Source data =>
════════════════

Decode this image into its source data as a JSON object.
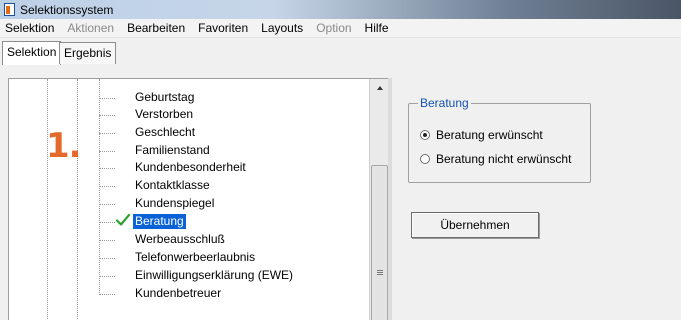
{
  "window": {
    "title": "Selektionssystem"
  },
  "menu": [
    "Selektion",
    "Aktionen",
    "Bearbeiten",
    "Favoriten",
    "Layouts",
    "Option",
    "Hilfe"
  ],
  "menu_disabled": [
    "Aktionen",
    "Option"
  ],
  "tabs": [
    "Selektion",
    "Ergebnis"
  ],
  "tree": {
    "items": [
      "Geburtstag",
      "Verstorben",
      "Geschlecht",
      "Familienstand",
      "Kundenbesonderheit",
      "Kontaktklasse",
      "Kundenspiegel",
      "Beratung",
      "Werbeausschluß",
      "Telefonwerbeerlaubnis",
      "Einwilligungserklärung (EWE)",
      "Kundenbetreuer"
    ],
    "selected": "Beratung",
    "checked": "Beratung",
    "check_icon": "green-checkmark-icon"
  },
  "annotation": {
    "step": "1."
  },
  "panel": {
    "group_title": "Beratung",
    "options": [
      "Beratung erwünscht",
      "Beratung nicht erwünscht"
    ],
    "selected_option": "Beratung erwünscht",
    "apply_button": "Übernehmen"
  },
  "colors": {
    "selection": "#0a62d6",
    "check": "#2ca02c",
    "annotation": "#e36a2b",
    "group_title": "#1453b3"
  }
}
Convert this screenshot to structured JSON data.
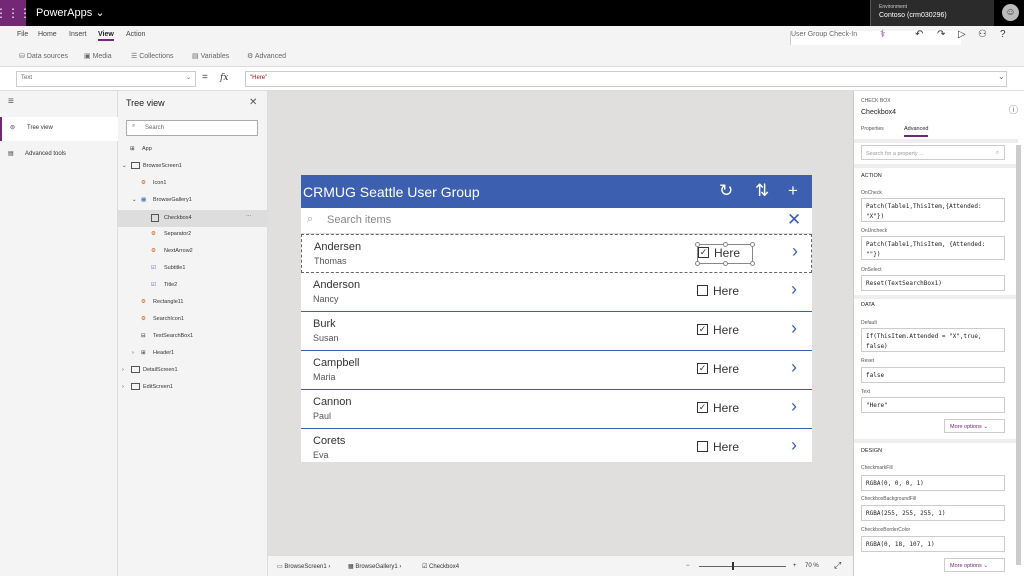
{
  "app_title": "PowerApps",
  "environment": {
    "label": "Environment",
    "name": "Contoso (crm030296)"
  },
  "menu": {
    "file": "File",
    "home": "Home",
    "insert": "Insert",
    "view": "View",
    "action": "Action",
    "app_name": "User Group Check-In",
    "toolbar": {
      "checker": "⚕",
      "undo": "↶",
      "redo": "↷",
      "play": "▷",
      "user": "⚇",
      "help": "?"
    }
  },
  "ribbon": {
    "data_sources": "Data sources",
    "media": "Media",
    "collections": "Collections",
    "variables": "Variables",
    "advanced": "Advanced"
  },
  "formula": {
    "property": "Text",
    "fx": "fx",
    "value": "\"Here\""
  },
  "leftnav": {
    "tree_view": "Tree view",
    "advanced_tools": "Advanced tools"
  },
  "tree": {
    "title": "Tree view",
    "search_placeholder": "Search",
    "app": "App",
    "nodes": [
      "BrowseScreen1",
      "Icon1",
      "BrowseGallery1",
      "Checkbox4",
      "Separator2",
      "NextArrow2",
      "Subtitle1",
      "Title2",
      "Rectangle11",
      "SearchIcon1",
      "TextSearchBox1",
      "Header1",
      "DetailScreen1",
      "EditScreen1"
    ]
  },
  "appscreen": {
    "title": "CRMUG Seattle User Group",
    "search_placeholder": "Search items",
    "rows": [
      {
        "last": "Andersen",
        "first": "Thomas",
        "checked": "✓",
        "label": "Here"
      },
      {
        "last": "Anderson",
        "first": "Nancy",
        "checked": "",
        "label": "Here"
      },
      {
        "last": "Burk",
        "first": "Susan",
        "checked": "✓",
        "label": "Here"
      },
      {
        "last": "Campbell",
        "first": "Maria",
        "checked": "✓",
        "label": "Here"
      },
      {
        "last": "Cannon",
        "first": "Paul",
        "checked": "✓",
        "label": "Here"
      },
      {
        "last": "Corets",
        "first": "Eva",
        "checked": "",
        "label": "Here"
      }
    ]
  },
  "panel": {
    "type": "CHECK BOX",
    "name": "Checkbox4",
    "tab_properties": "Properties",
    "tab_advanced": "Advanced",
    "search_placeholder": "Search for a property ...",
    "action": "ACTION",
    "oncheck_label": "OnCheck",
    "oncheck": "Patch(Table1,ThisItem,{Attended: \"X\"})",
    "onuncheck_label": "OnUncheck",
    "onuncheck": "Patch(Table1,ThisItem, {Attended: \"\"})",
    "onselect_label": "OnSelect",
    "onselect": "Reset(TextSearchBox1)",
    "data": "DATA",
    "default_label": "Default",
    "default": "If(ThisItem.Attended = \"X\",true, false)",
    "reset_label": "Reset",
    "reset": "false",
    "text_label": "Text",
    "text": "\"Here\"",
    "more_options": "More options",
    "design": "DESIGN",
    "checkmarkfill_label": "CheckmarkFill",
    "checkmarkfill": "RGBA(0, 0, 0, 1)",
    "cbbg_label": "CheckboxBackgroundFill",
    "cbbg": "RGBA(255, 255, 255, 1)",
    "cbborder_label": "CheckboxBorderColor",
    "cbborder": "RGBA(0, 18, 107, 1)"
  },
  "status": {
    "crumb1": "BrowseScreen1",
    "crumb2": "BrowseGallery1",
    "crumb3": "Checkbox4",
    "zoom": "70 %",
    "minus": "−",
    "plus": "+"
  },
  "colors": {
    "brand": "#742774",
    "header": "#3c5fb0"
  }
}
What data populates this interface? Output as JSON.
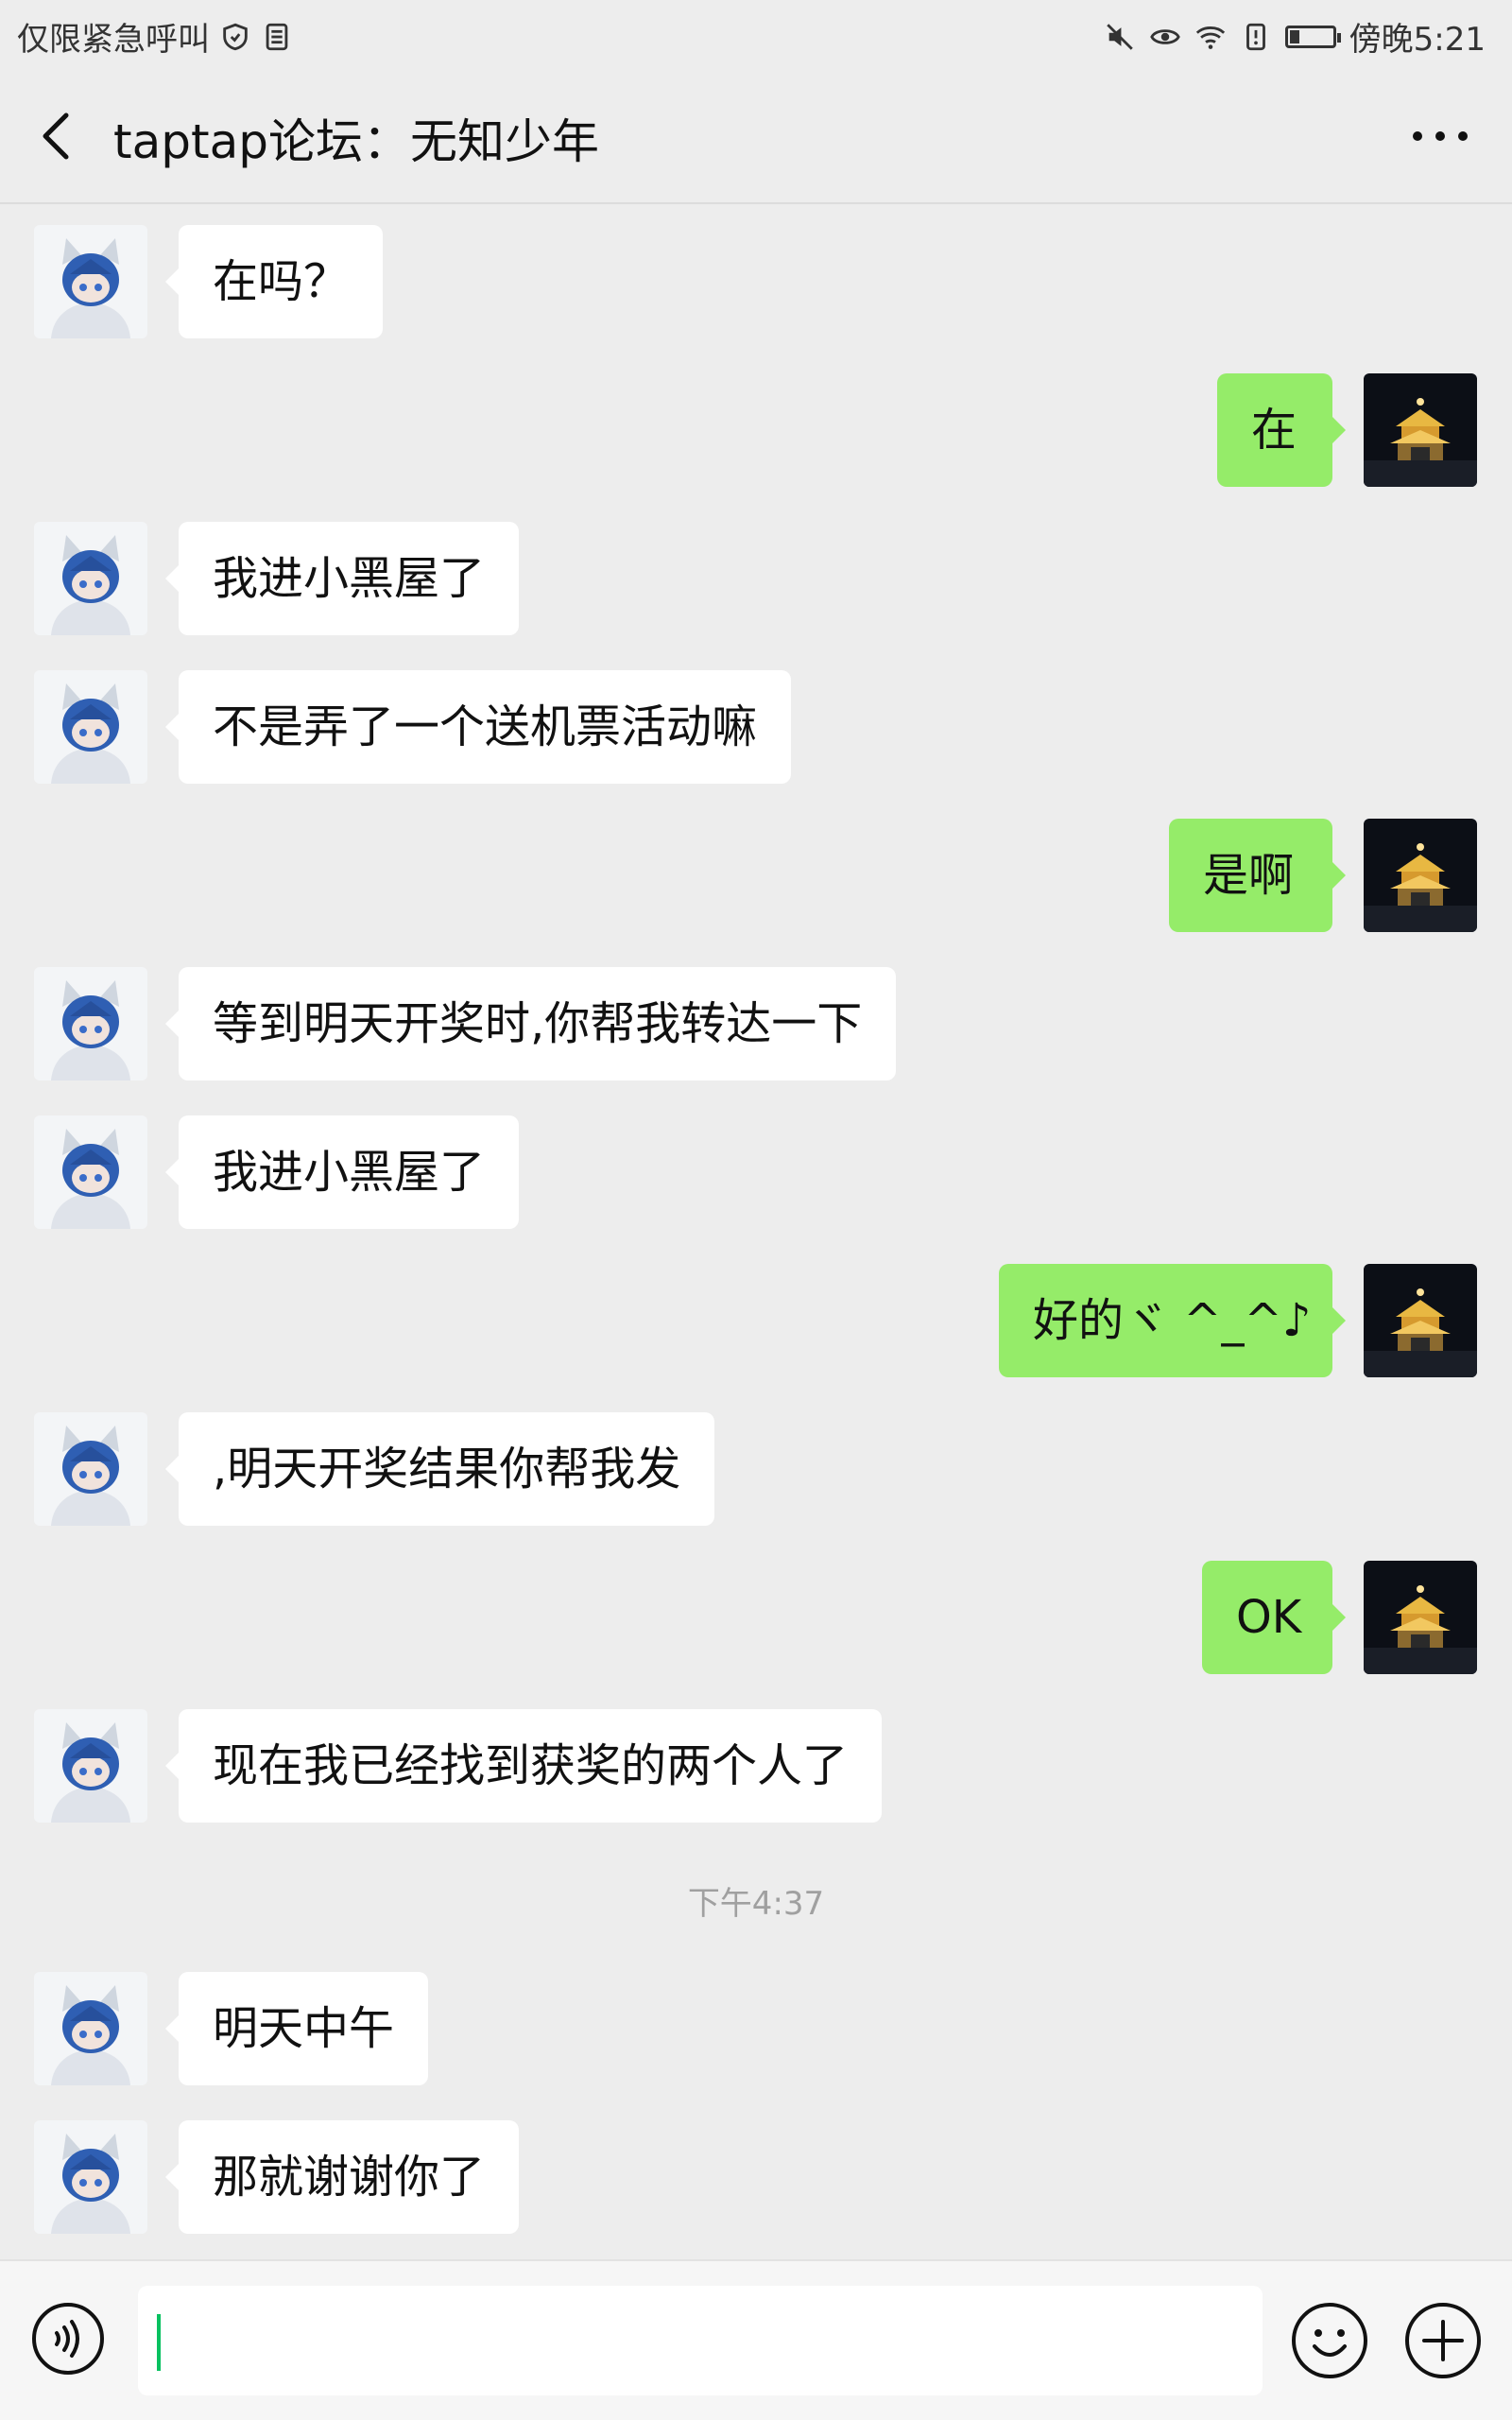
{
  "status_bar": {
    "left_text": "仅限紧急呼叫",
    "time_text": "傍晚5:21",
    "icons": [
      "shield-icon",
      "sim-card-icon",
      "mute-icon",
      "eye-icon",
      "wifi-icon",
      "alert-icon",
      "battery-icon"
    ]
  },
  "header": {
    "title": "taptap论坛：无知少年",
    "back_icon": "chevron-left-icon",
    "more_icon": "more-dots-icon"
  },
  "messages": [
    {
      "side": "left",
      "text": "在吗？"
    },
    {
      "side": "right",
      "text": "在"
    },
    {
      "side": "left",
      "text": "我进小黑屋了"
    },
    {
      "side": "left",
      "text": "不是弄了一个送机票活动嘛"
    },
    {
      "side": "right",
      "text": "是啊"
    },
    {
      "side": "left",
      "text": "等到明天开奖时,你帮我转达一下"
    },
    {
      "side": "left",
      "text": "我进小黑屋了"
    },
    {
      "side": "right",
      "text": "好的ヾ ^_^♪"
    },
    {
      "side": "left",
      "text": ",明天开奖结果你帮我发"
    },
    {
      "side": "right",
      "text": "OK"
    },
    {
      "side": "left",
      "text": "现在我已经找到获奖的两个人了"
    },
    {
      "side": "left",
      "text": "明天中午"
    },
    {
      "side": "left",
      "text": "那就谢谢你了"
    }
  ],
  "time_divider": "下午4:37",
  "input_bar": {
    "value": "",
    "voice_icon": "voice-icon",
    "emoji_icon": "emoji-icon",
    "plus_icon": "plus-icon"
  },
  "colors": {
    "background": "#ededed",
    "bubble_left": "#ffffff",
    "bubble_right": "#95ec69",
    "caret": "#07c160"
  }
}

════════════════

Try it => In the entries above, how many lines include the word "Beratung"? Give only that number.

Solution for this problem => 7